McDonogh City Park Academy is struggling with kindergarten enrollment for next school year due to what they say is an error the Recovery School District made during the first round of the OneApp enrollment process.
The Recovery School District, however, disputes City Park Academy’s claims, maintaining that the school’s low enrollment is because “there simply wasn’t demand from families to go to that school.”
The Choice Foundation Board of Directors, which oversees the Mid-City charter school, discussed the enrollment problem at its monthly meeting May 21.
Board chairwoman Mary Kay Parker said the school enrolled only eight kindergartners during the first round of OneApp, the district’s centralized enrollment system, because RSD’s database erroneously listed City Park Academy as full and having no seats available.
Parker said the glitch means City Park Academy will need to add 47 kindergartners during the second round of OneApp due May 24 to meet enrollment targets for next school year.
“It’s a concern, especially because of the budget,” Parker said.
But Gabriela Fighetti, RSD’s director of student enrollment, said there was no defect in the OneApp process for City Park Academy.
“We sought to fill all the seats they wanted filled for kindergarten.,” she said. “City Park just didn’t have the demand, and that’s why they received fewer matches than anticipated. I’m sure it’s disappointing for any school, but there’s been no error with McDonogh City Park.”
Fighetti said she plans to reach out to school leaders at City Park Academy to resolve the issue and make sure the school understands the OneApp enrollment process.
Parker told board members she plans to ask RSD for a list of all kindergarten students who requested City Park Academy during the first round of enrollment.
In other business, board member Emily Waterfield, who chairs the academic committee, reported a notable increase in state LEAP and iLEAP test scores over last year.
Every grade level showed marked improvement in all testing subjects, with most grades recording double-digit growth as compared to last year.
Overall, the school raised English Language Arts scores by 6.6 percent, math by 13 percent, science by 16 percent and social studies by 12 percent.
Waterfield said the scores will bring the school out of failing status. She predicts that the school’s 2013 state-issued performance score will be a minimum of 61, a “solid D” under the state’s new grading system, she said. The school is currently rated an F.
“And that’s the worst-case scenario,” Waterfield said. “It could be higher. But either way it’s a great improvement.”

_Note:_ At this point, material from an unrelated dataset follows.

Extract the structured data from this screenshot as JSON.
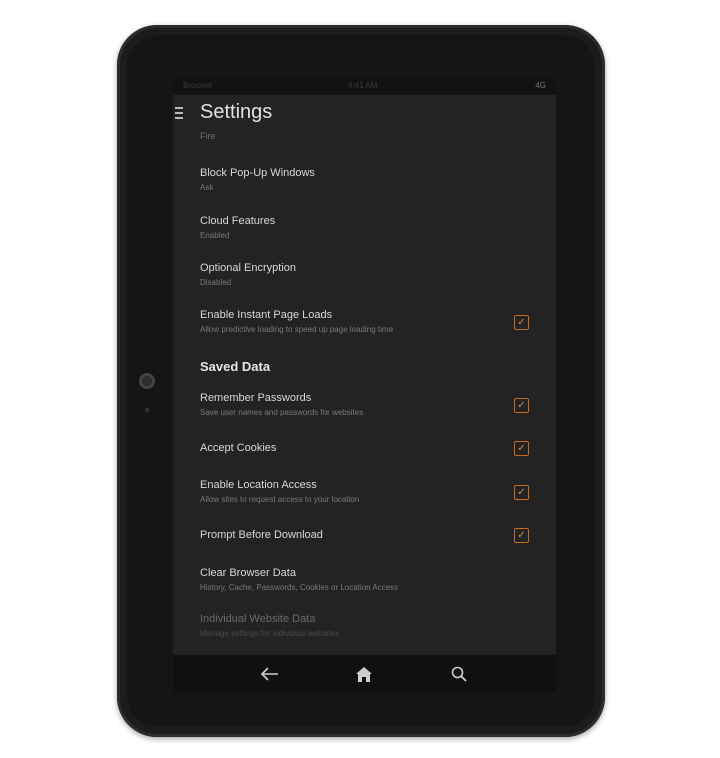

Board members credited Principal Christine Mitchell and Assistant Principal Sheila Herbert for the gains.
“There’s a lot to be proud of,” Waterfield said.
Mitchell and Herbert also received praise from City Park Academy parent Anika Watson, who attended the meeting with her children to thank the school leaders for the learning environment they’ve created at the school.
Watson, who shared her experience in the New Orleans public school system with The Lens in March, said she had been battling school administrations for the past few years before choosing City Park Academy this year. Her children have been to a different school every year since the family moved here five years ago, she said.
“Miss Mitchell truly cares about the children, and I knew that the first time I met her at the Superdome,” Watson said. “She’s been a blessing. I’ve been able to focus on our family and our needs and not have to worry about what’s going on while my kids are at school.”